▸ Interface dataset entries
* * * * * * * * *
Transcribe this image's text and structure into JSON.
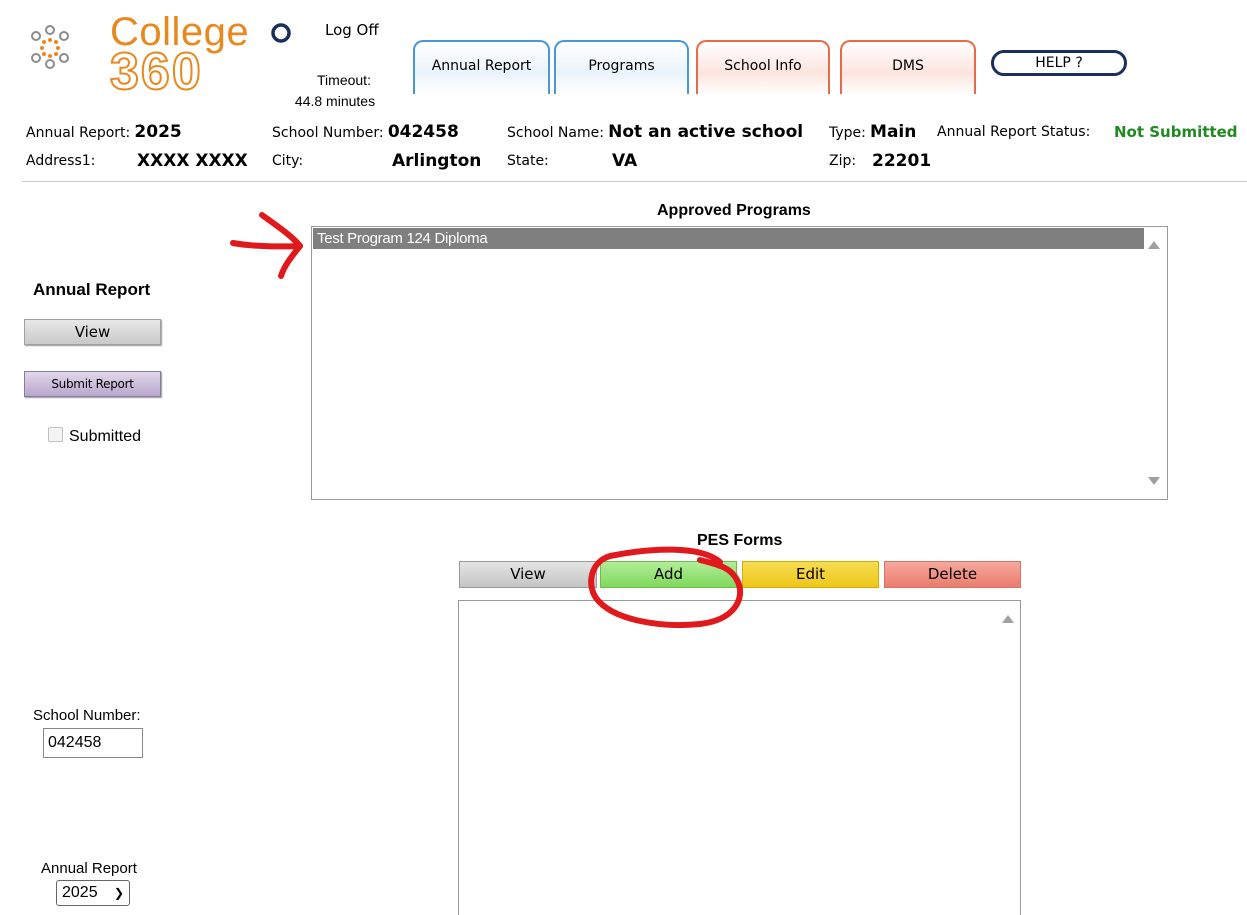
{
  "header": {
    "logo_line1": "College",
    "logo_line2": "360",
    "logoff": "Log Off",
    "timeout_label": "Timeout:",
    "timeout_value": "44.8 minutes",
    "tabs": [
      {
        "label": "Annual Report",
        "color": "#4a97d8"
      },
      {
        "label": "Programs",
        "color": "#4a97d8"
      },
      {
        "label": "School Info",
        "color": "#e56b4a"
      },
      {
        "label": "DMS",
        "color": "#e56b4a"
      }
    ],
    "help": "HELP ?"
  },
  "info": {
    "annual_report_label": "Annual Report:",
    "annual_report_value": "2025",
    "school_number_label": "School Number:",
    "school_number_value": "042458",
    "school_name_label": "School Name:",
    "school_name_value": "Not an active school",
    "type_label": "Type:",
    "type_value": "Main",
    "status_label": "Annual Report Status:",
    "status_value": "Not Submitted",
    "status_color": "#1f8a1f",
    "address_label": "Address1:",
    "address_value": "XXXX XXXX",
    "city_label": "City:",
    "city_value": "Arlington",
    "state_label": "State:",
    "state_value": "VA",
    "zip_label": "Zip:",
    "zip_value": "22201"
  },
  "left": {
    "annual_report_title": "Annual Report",
    "view_button": "View",
    "submit_button": "Submit Report",
    "submitted_label": "Submitted",
    "school_number_label": "School Number:",
    "school_number_value": "042458",
    "annual_report_label": "Annual Report",
    "annual_report_selected": "2025"
  },
  "approved_programs": {
    "title": "Approved Programs",
    "items": [
      "Test Program 124 Diploma"
    ]
  },
  "pes_forms": {
    "title": "PES Forms",
    "view": "View",
    "add": "Add",
    "edit": "Edit",
    "delete": "Delete"
  }
}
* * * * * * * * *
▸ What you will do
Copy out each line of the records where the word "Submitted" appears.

▸ Task result
    "status_value": "Not Submitted",
    "submitted_label": "Submitted",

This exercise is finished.